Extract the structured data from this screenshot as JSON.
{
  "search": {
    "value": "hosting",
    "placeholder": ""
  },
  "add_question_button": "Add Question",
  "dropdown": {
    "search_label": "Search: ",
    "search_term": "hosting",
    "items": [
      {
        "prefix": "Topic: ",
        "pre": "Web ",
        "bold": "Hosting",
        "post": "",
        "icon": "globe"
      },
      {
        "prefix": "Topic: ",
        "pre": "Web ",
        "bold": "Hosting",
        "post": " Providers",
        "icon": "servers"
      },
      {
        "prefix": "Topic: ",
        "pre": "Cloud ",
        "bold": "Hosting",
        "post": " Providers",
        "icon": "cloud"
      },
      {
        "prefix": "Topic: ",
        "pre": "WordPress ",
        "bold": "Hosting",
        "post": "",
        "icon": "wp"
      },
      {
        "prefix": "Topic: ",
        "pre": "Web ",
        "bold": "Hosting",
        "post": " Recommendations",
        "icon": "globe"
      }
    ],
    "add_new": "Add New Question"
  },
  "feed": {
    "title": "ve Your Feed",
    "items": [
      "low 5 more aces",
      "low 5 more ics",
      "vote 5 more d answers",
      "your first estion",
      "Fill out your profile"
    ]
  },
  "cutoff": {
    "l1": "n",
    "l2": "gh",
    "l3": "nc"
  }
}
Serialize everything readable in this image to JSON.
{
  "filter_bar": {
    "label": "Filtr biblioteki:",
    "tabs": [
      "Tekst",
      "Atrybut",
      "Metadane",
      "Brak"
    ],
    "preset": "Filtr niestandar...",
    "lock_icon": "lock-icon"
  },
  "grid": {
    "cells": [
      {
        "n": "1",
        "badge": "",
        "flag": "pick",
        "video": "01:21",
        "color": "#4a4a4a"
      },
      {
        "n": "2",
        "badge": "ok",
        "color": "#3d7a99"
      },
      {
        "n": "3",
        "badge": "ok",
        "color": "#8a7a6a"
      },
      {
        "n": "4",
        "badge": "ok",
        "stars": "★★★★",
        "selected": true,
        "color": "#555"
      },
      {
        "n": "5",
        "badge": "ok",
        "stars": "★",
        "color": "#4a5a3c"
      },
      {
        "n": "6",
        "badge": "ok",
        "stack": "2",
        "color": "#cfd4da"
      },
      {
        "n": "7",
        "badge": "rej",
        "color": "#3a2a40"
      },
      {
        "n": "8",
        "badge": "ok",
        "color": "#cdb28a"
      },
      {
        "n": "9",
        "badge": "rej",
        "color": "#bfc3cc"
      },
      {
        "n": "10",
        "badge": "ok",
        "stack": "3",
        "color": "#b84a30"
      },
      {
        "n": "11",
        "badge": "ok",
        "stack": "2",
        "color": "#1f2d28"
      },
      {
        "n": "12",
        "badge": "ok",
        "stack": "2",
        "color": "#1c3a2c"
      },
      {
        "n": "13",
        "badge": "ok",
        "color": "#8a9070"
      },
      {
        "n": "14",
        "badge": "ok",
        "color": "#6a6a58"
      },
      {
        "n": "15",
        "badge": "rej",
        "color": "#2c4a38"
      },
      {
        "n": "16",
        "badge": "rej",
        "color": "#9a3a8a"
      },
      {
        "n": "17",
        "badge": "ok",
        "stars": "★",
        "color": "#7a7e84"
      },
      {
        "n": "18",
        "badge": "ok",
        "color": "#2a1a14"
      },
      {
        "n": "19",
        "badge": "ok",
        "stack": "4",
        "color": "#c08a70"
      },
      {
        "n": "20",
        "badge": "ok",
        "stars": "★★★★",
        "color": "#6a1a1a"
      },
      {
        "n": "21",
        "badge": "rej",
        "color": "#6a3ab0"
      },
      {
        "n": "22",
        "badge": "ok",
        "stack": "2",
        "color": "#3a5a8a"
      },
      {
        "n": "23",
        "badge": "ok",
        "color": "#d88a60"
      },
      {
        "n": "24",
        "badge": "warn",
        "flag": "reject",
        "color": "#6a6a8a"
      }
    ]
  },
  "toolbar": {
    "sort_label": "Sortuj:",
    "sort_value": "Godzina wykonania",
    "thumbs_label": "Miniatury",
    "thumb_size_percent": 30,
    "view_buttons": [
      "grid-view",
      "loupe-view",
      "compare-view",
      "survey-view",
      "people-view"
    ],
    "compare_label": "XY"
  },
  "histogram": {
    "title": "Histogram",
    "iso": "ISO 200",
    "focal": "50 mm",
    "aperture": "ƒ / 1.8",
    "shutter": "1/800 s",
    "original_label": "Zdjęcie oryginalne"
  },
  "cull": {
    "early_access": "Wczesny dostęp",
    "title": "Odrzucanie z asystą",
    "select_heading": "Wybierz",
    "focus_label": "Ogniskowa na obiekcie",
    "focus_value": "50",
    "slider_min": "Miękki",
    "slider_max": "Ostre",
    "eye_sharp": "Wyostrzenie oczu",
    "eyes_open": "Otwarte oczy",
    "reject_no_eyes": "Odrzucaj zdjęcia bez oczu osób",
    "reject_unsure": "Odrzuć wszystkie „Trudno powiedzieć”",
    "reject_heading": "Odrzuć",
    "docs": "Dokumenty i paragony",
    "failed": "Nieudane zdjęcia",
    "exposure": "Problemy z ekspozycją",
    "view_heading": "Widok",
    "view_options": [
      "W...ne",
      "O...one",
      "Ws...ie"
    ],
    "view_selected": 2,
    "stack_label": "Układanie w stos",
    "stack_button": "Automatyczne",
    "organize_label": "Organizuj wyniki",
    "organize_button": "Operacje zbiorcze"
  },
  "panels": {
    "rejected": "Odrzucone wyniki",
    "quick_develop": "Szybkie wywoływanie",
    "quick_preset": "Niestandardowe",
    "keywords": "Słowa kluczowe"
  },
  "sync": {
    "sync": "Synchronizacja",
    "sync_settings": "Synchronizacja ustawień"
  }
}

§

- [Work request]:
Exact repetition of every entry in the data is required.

- [Output below]:
Extract the structured data from this screenshot as JSON.
{
  "search": {
    "value": "hosting",
    "placeholder": ""
  },
  "add_question_button": "Add Question",
  "dropdown": {
    "search_label": "Search: ",
    "search_term": "hosting",
    "items": [
      {
        "prefix": "Topic: ",
        "pre": "Web ",
        "bold": "Hosting",
        "post": "",
        "icon": "globe"
      },
      {
        "prefix": "Topic: ",
        "pre": "Web ",
        "bold": "Hosting",
        "post": " Providers",
        "icon": "servers"
      },
      {
        "prefix": "Topic: ",
        "pre": "Cloud ",
        "bold": "Hosting",
        "post": " Providers",
        "icon": "cloud"
      },
      {
        "prefix": "Topic: ",
        "pre": "WordPress ",
        "bold": "Hosting",
        "post": "",
        "icon": "wp"
      },
      {
        "prefix": "Topic: ",
        "pre": "Web ",
        "bold": "Hosting",
        "post": " Recommendations",
        "icon": "globe"
      }
    ],
    "add_new": "Add New Question"
  },
  "feed": {
    "title": "ve Your Feed",
    "items": [
      "low 5 more aces",
      "low 5 more ics",
      "vote 5 more d answers",
      "your first estion",
      "Fill out your profile"
    ]
  },
  "cutoff": {
    "l1": "n",
    "l2": "gh",
    "l3": "nc"
  }
}
Serialize everything readable in this image to JSON.
{
  "filter_bar": {
    "label": "Filtr biblioteki:",
    "tabs": [
      "Tekst",
      "Atrybut",
      "Metadane",
      "Brak"
    ],
    "preset": "Filtr niestandar...",
    "lock_icon": "lock-icon"
  },
  "grid": {
    "cells": [
      {
        "n": "1",
        "badge": "",
        "flag": "pick",
        "video": "01:21",
        "color": "#4a4a4a"
      },
      {
        "n": "2",
        "badge": "ok",
        "color": "#3d7a99"
      },
      {
        "n": "3",
        "badge": "ok",
        "color": "#8a7a6a"
      },
      {
        "n": "4",
        "badge": "ok",
        "stars": "★★★★",
        "selected": true,
        "color": "#555"
      },
      {
        "n": "5",
        "badge": "ok",
        "stars": "★",
        "color": "#4a5a3c"
      },
      {
        "n": "6",
        "badge": "ok",
        "stack": "2",
        "color": "#cfd4da"
      },
      {
        "n": "7",
        "badge": "rej",
        "color": "#3a2a40"
      },
      {
        "n": "8",
        "badge": "ok",
        "color": "#cdb28a"
      },
      {
        "n": "9",
        "badge": "rej",
        "color": "#bfc3cc"
      },
      {
        "n": "10",
        "badge": "ok",
        "stack": "3",
        "color": "#b84a30"
      },
      {
        "n": "11",
        "badge": "ok",
        "stack": "2",
        "color": "#1f2d28"
      },
      {
        "n": "12",
        "badge": "ok",
        "stack": "2",
        "color": "#1c3a2c"
      },
      {
        "n": "13",
        "badge": "ok",
        "color": "#8a9070"
      },
      {
        "n": "14",
        "badge": "ok",
        "color": "#6a6a58"
      },
      {
        "n": "15",
        "badge": "rej",
        "color": "#2c4a38"
      },
      {
        "n": "16",
        "badge": "rej",
        "color": "#9a3a8a"
      },
      {
        "n": "17",
        "badge": "ok",
        "stars": "★",
        "color": "#7a7e84"
      },
      {
        "n": "18",
        "badge": "ok",
        "color": "#2a1a14"
      },
      {
        "n": "19",
        "badge": "ok",
        "stack": "4",
        "color": "#c08a70"
      },
      {
        "n": "20",
        "badge": "ok",
        "stars": "★★★★",
        "color": "#6a1a1a"
      },
      {
        "n": "21",
        "badge": "rej",
        "color": "#6a3ab0"
      },
      {
        "n": "22",
        "badge": "ok",
        "stack": "2",
        "color": "#3a5a8a"
      },
      {
        "n": "23",
        "badge": "ok",
        "color": "#d88a60"
      },
      {
        "n": "24",
        "badge": "warn",
        "flag": "reject",
        "color": "#6a6a8a"
      }
    ]
  },
  "toolbar": {
    "sort_label": "Sortuj:",
    "sort_value": "Godzina wykonania",
    "thumbs_label": "Miniatury",
    "thumb_size_percent": 30,
    "view_buttons": [
      "grid-view",
      "loupe-view",
      "compare-view",
      "survey-view",
      "people-view"
    ],
    "compare_label": "XY"
  },
  "histogram": {
    "title": "Histogram",
    "iso": "ISO 200",
    "focal": "50 mm",
    "aperture": "ƒ / 1.8",
    "shutter": "1/800 s",
    "original_label": "Zdjęcie oryginalne"
  },
  "cull": {
    "early_access": "Wczesny dostęp",
    "title": "Odrzucanie z asystą",
    "select_heading": "Wybierz",
    "focus_label": "Ogniskowa na obiekcie",
    "focus_value": "50",
    "slider_min": "Miękki",
    "slider_max": "Ostre",
    "eye_sharp": "Wyostrzenie oczu",
    "eyes_open": "Otwarte oczy",
    "reject_no_eyes": "Odrzucaj zdjęcia bez oczu osób",
    "reject_unsure": "Odrzuć wszystkie „Trudno powiedzieć”",
    "reject_heading": "Odrzuć",
    "docs": "Dokumenty i paragony",
    "failed": "Nieudane zdjęcia",
    "exposure": "Problemy z ekspozycją",
    "view_heading": "Widok",
    "view_options": [
      "W...ne",
      "O...one",
      "Ws...ie"
    ],
    "view_selected": 2,
    "stack_label": "Układanie w stos",
    "stack_button": "Automatyczne",
    "organize_label": "Organizuj wyniki",
    "organize_button": "Operacje zbiorcze"
  },
  "panels": {
    "rejected": "Odrzucone wyniki",
    "quick_develop": "Szybkie wywoływanie",
    "quick_preset": "Niestandardowe",
    "keywords": "Słowa kluczowe"
  },
  "sync": {
    "sync": "Synchronizacja",
    "sync_settings": "Synchronizacja ustawień"
  }
}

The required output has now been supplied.